My friend Colleen posted a comment to my “Hit and Run” post of several days ago. Since I think her point is an important one, I thought it worth bringing to greater attention:
I had opened my post with an almost-apologetic nod to the fact that I watch NCIS. Colleen began her comment by saying that although she had long enjoyed watching Criminal Minds, she wondered at her attraction to the show, since she didn’t care about serial killers and found the crime drama part of the show “cheesy.”
The explanation she offered is this:
What I do love about the show, though, is the relationships. I love the characters (I still do): and wanted what they have–to be an integral, indispensible, part of the team. Being “part of the team” on that show means being celebrated for your unique gifts; having unique gifts put to use for important work; having an interesting important job that you can obsess about; and having all these great, priceless friends who really, really love you.
Perhaps my devotion to that show, and, indeed the almost universal popularity of shows with “teams,” says something about a certain longing common to many people these days–the longing to be part of a community where you are loved, cherished, and appreciated for the unique qualities that make you you.
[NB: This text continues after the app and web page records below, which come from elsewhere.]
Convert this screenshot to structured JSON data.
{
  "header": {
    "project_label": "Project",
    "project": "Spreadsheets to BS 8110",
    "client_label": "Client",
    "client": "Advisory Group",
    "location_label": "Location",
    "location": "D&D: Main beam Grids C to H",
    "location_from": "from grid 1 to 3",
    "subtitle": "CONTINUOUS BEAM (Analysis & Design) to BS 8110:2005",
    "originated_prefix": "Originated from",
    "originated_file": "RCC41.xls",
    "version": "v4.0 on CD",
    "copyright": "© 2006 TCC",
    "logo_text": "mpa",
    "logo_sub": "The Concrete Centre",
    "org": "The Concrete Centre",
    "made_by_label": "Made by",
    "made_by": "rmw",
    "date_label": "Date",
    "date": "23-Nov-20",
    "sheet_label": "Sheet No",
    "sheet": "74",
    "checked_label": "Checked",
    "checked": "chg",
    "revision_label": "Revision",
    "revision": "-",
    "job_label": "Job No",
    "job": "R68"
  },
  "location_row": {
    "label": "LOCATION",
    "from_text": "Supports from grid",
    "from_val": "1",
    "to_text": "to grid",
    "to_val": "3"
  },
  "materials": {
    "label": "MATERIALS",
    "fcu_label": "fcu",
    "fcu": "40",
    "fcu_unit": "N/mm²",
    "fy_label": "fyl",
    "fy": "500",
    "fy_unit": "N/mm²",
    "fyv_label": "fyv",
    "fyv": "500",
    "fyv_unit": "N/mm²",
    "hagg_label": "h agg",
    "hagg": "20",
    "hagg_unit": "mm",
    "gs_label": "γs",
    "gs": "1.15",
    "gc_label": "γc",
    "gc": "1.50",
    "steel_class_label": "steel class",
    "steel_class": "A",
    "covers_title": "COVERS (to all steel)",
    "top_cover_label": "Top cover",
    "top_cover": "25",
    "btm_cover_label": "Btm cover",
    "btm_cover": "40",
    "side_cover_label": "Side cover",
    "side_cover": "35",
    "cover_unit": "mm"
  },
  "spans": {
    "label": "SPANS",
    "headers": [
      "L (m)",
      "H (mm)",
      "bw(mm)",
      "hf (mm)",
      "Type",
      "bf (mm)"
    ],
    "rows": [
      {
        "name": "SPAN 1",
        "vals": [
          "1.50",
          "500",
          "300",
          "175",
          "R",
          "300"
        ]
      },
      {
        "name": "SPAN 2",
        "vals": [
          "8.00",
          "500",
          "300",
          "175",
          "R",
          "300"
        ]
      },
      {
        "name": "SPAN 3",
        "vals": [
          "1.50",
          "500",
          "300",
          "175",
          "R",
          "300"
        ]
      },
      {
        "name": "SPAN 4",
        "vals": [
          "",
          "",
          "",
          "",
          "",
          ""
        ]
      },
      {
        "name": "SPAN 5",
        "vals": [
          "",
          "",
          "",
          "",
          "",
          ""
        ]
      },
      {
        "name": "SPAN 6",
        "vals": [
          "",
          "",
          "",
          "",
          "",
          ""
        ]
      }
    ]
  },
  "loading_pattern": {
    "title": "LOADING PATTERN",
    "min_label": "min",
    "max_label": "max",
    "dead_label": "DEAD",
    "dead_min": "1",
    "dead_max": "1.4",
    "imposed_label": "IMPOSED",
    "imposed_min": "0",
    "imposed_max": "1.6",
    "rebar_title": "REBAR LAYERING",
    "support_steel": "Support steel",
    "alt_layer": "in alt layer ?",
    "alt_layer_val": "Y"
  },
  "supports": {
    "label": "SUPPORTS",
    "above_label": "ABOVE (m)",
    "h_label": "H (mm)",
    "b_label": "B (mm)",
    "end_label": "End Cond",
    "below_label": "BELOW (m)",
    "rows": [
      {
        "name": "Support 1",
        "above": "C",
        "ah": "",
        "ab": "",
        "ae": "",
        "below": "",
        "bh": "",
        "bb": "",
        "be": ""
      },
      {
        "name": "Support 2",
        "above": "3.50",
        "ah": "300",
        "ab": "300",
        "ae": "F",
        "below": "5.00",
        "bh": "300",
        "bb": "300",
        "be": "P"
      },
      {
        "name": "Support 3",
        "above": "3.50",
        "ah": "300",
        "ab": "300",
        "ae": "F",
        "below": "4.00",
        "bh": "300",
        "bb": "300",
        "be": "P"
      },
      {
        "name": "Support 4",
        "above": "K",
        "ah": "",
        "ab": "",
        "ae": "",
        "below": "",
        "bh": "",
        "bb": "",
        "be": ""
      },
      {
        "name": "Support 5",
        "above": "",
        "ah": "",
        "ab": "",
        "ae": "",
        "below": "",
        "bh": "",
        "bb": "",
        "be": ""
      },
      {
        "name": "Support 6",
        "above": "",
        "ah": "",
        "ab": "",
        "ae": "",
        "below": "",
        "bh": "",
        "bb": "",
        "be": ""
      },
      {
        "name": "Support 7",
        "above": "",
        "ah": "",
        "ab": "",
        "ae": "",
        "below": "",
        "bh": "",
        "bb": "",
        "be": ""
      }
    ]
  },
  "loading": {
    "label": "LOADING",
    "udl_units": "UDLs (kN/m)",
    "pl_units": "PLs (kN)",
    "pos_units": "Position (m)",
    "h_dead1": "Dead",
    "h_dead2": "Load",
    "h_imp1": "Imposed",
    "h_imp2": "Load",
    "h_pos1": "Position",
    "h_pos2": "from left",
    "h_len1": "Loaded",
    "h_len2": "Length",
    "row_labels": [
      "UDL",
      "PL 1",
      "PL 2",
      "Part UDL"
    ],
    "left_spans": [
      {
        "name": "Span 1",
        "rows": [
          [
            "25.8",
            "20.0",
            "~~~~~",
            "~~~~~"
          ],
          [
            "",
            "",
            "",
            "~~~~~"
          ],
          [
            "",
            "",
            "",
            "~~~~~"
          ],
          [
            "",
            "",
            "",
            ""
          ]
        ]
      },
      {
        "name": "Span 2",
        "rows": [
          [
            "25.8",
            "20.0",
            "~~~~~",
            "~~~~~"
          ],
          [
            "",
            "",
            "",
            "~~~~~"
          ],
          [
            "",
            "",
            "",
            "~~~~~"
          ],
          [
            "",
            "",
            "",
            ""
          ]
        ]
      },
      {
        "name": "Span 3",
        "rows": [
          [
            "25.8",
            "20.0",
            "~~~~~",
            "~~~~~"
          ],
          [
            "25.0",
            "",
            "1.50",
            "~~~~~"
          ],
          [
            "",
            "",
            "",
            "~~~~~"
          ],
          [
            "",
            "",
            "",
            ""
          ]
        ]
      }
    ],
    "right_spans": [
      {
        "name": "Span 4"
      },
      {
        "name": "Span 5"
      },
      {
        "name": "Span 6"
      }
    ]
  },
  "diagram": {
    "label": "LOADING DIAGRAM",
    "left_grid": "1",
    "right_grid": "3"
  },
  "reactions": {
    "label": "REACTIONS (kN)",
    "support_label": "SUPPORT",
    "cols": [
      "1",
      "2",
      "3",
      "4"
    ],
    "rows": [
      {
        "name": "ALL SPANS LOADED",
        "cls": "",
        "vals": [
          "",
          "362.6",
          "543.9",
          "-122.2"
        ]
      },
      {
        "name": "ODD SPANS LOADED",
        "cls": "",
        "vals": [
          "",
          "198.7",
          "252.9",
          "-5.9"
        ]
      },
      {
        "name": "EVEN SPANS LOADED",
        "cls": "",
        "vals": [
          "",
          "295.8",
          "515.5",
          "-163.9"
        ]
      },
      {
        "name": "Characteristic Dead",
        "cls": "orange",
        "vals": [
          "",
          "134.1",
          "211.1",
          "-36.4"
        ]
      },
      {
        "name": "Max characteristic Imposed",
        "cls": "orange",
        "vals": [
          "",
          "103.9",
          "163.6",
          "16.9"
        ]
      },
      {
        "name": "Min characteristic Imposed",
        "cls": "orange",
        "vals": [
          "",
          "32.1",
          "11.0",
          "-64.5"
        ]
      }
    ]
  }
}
A place of joy, fun, laughter, goodness.
I think Colleen is right. What attracts us to shows like like Criminal Minds is not the gory killings. (As my husband will tell you, I close my eyes at all of those parts.) It is precisely that each member of the team has a unique gift. And if that makes the episodes a tad formulaic at times (e.g., we know that when Abby is upset that Gibbs will say or do something to make it better; when the team is stumped, Abby will always come up with something from the lab; etc), we don't really mind.
And I think Colleen is right that we all have a longing to be part of a “team”, a “longing to be part of a community where [we] are loved, cherished, and appreciated for the unique qualities that make us [who we] are.” For me, part of the value of her comment is helping us to explicitly acknowedge that longing, recognizing it for what it is.
What pains me is the lack of community when cultural issues come into play. I am involved with more progressive Catholic ideas and find it hard for my opinions to be tolerated when I try to be in community with my fellow members of KOC. I also struggle with my conscience about being a member of more conservative circles when it comes to their agenda. I know Christ said that if two or more are together in his name he will be there. But I don’t feel him there at these meetings.